In an effort to enhance its national identity and foster greater awareness, the national Senior Medicare Patrol Program has officially adopted a new program identity. The Senior Medicare Patrol Program is now formally referred to as the SMP program with a new logo and official tagline: “Empowering Seniors to Prevent Healthcare Fraud.” Standardizing the name, logo, and new materials used by all SMP programs nationwide helps unify the program’s best efforts in preventing healthcare fraud, and with the new tagline, helps effectively express to others the current mission, role and activities of the program.
The Administration on Aging’s (AoA) National SMP Conference in December 2006, “A New Era in Consumer Protection,” launched this new identity and was a great success. Both Julie Schoen and Anne Gray, California Health Advocates’ SMP Project Director and SMP Project Coordinator respectively, played integral roles in the planning and production of the event. Julie facilitated a panel of 14 participants who had directed SMP Integration grants in 2004-2006 and had each participant give an overview of their best practices. Julie was later recognized for her national contributions to the SMP by receiving a “gold star” award at an evening reception event.
Anne also participated in a role play with the Denver regional office staff. The skit embodied the importance of the role of communication between project coordinators and AoA staff, as well as provided a little levity to the occasion. Anne was given a special mention at the awards reception.

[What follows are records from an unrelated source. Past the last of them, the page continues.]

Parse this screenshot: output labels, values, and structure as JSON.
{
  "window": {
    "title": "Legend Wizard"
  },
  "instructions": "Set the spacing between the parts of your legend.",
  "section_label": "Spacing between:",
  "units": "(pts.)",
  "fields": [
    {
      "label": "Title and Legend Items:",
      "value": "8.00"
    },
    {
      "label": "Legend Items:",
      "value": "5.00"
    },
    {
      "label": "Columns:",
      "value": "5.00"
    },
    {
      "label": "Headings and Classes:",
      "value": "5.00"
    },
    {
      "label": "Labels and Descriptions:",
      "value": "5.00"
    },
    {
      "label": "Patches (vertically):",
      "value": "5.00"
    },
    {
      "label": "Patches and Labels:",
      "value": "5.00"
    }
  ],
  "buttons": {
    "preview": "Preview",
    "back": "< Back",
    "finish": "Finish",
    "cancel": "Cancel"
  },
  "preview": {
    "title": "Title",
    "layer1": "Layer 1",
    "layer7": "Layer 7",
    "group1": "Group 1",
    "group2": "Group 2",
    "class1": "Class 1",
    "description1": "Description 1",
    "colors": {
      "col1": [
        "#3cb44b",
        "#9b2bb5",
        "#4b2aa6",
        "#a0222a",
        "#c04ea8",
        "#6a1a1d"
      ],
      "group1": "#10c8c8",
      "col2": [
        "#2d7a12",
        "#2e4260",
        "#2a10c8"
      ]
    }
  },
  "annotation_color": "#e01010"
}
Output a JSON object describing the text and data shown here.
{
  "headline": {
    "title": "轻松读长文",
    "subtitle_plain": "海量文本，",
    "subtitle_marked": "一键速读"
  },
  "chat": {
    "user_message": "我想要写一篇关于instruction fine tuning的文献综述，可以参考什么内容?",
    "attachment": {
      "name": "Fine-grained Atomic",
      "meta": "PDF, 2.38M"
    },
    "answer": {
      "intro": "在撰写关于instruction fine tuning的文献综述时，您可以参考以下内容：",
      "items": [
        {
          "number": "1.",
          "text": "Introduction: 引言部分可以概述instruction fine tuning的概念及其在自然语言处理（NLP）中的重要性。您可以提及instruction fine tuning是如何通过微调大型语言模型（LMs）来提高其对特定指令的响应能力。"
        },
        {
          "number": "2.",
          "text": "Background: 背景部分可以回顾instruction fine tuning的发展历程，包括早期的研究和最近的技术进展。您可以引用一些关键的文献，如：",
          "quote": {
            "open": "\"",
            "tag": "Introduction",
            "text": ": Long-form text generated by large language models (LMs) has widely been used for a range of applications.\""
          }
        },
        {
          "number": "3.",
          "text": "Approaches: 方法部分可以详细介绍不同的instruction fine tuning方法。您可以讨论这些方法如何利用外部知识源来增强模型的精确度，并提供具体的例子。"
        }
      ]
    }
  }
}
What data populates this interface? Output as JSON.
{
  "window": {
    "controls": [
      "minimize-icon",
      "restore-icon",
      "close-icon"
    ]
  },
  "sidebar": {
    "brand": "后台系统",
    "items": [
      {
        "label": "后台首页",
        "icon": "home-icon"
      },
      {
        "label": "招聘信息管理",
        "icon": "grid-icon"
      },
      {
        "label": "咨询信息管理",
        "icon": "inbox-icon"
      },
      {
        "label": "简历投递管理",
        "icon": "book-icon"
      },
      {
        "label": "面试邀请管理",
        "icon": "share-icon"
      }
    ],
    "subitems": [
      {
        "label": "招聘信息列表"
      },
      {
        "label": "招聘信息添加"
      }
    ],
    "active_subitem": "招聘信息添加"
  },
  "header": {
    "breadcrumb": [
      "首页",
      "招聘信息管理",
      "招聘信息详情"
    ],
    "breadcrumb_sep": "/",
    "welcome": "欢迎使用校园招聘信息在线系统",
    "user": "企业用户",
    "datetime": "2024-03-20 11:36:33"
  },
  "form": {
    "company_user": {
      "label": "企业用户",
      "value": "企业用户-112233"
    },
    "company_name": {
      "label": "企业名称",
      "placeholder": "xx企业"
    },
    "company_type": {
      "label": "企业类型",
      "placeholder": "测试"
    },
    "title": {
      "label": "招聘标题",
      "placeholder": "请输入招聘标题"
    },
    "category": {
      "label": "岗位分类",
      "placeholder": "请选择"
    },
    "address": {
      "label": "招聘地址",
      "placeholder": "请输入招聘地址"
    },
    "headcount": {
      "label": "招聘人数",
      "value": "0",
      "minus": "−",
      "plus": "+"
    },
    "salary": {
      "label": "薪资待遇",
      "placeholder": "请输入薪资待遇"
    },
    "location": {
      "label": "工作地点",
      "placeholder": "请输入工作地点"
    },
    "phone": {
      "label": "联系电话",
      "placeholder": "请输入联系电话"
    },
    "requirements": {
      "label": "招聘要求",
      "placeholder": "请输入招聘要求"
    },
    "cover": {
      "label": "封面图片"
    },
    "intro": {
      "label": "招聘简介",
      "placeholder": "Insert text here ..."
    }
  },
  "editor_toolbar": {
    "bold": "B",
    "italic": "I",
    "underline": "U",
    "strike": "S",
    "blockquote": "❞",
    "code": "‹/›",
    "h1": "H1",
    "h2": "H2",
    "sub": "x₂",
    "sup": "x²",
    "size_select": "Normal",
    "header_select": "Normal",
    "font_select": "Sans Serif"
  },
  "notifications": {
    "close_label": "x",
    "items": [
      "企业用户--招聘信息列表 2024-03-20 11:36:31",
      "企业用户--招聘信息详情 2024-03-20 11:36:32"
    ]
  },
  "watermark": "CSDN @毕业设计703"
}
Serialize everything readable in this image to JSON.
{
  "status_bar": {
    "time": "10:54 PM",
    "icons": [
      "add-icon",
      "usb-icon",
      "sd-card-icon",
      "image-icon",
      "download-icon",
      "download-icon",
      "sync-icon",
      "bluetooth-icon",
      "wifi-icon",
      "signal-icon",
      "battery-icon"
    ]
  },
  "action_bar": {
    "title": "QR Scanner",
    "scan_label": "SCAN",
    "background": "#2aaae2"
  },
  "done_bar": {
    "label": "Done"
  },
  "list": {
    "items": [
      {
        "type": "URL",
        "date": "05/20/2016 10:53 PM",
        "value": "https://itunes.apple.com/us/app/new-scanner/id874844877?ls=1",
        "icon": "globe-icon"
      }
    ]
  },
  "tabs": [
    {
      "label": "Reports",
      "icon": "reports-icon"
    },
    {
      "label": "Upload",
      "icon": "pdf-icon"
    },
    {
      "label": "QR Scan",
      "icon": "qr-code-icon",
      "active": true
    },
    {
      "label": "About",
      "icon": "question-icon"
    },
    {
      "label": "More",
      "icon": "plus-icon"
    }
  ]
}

Another conference highlight involved the unveiling of several public service announcements which featured California Health Advocates' own Sacramento SMP volunteer Rozella Boyce. Rozella began as a fraud reporter and has since blossomed into a media “star”. She was presented with a Shining Star Award for her role in fraud prevention and fraud education, and, in her acceptance, won the audience over with the sincerity and wisdom of her message.
Combining the SMP conference with the AoA Senior Summit Conference, Secretary Leavitt also spoke on the theme of “Working Together to Build the Future of Long-Term Care.” This theme embodied the concepts of seniors beginning to own their own future and consolidate funds for more continuity of care.
In all, the conference portrayed a nationwide concern for the future of not only the Medicare system, fraud and abuse (in which Medicare lost approximately $10.8 billion in 2006 to improper Medicare payments) but also an overall concern for our nation’s current healthcare system. The SMP Program, which provided fraud prevention education to over 1.2 million beneficiaries and providers last year, plays an integral role in preserving and securing the healthcare system of America’s older adults and younger people living with disabilities.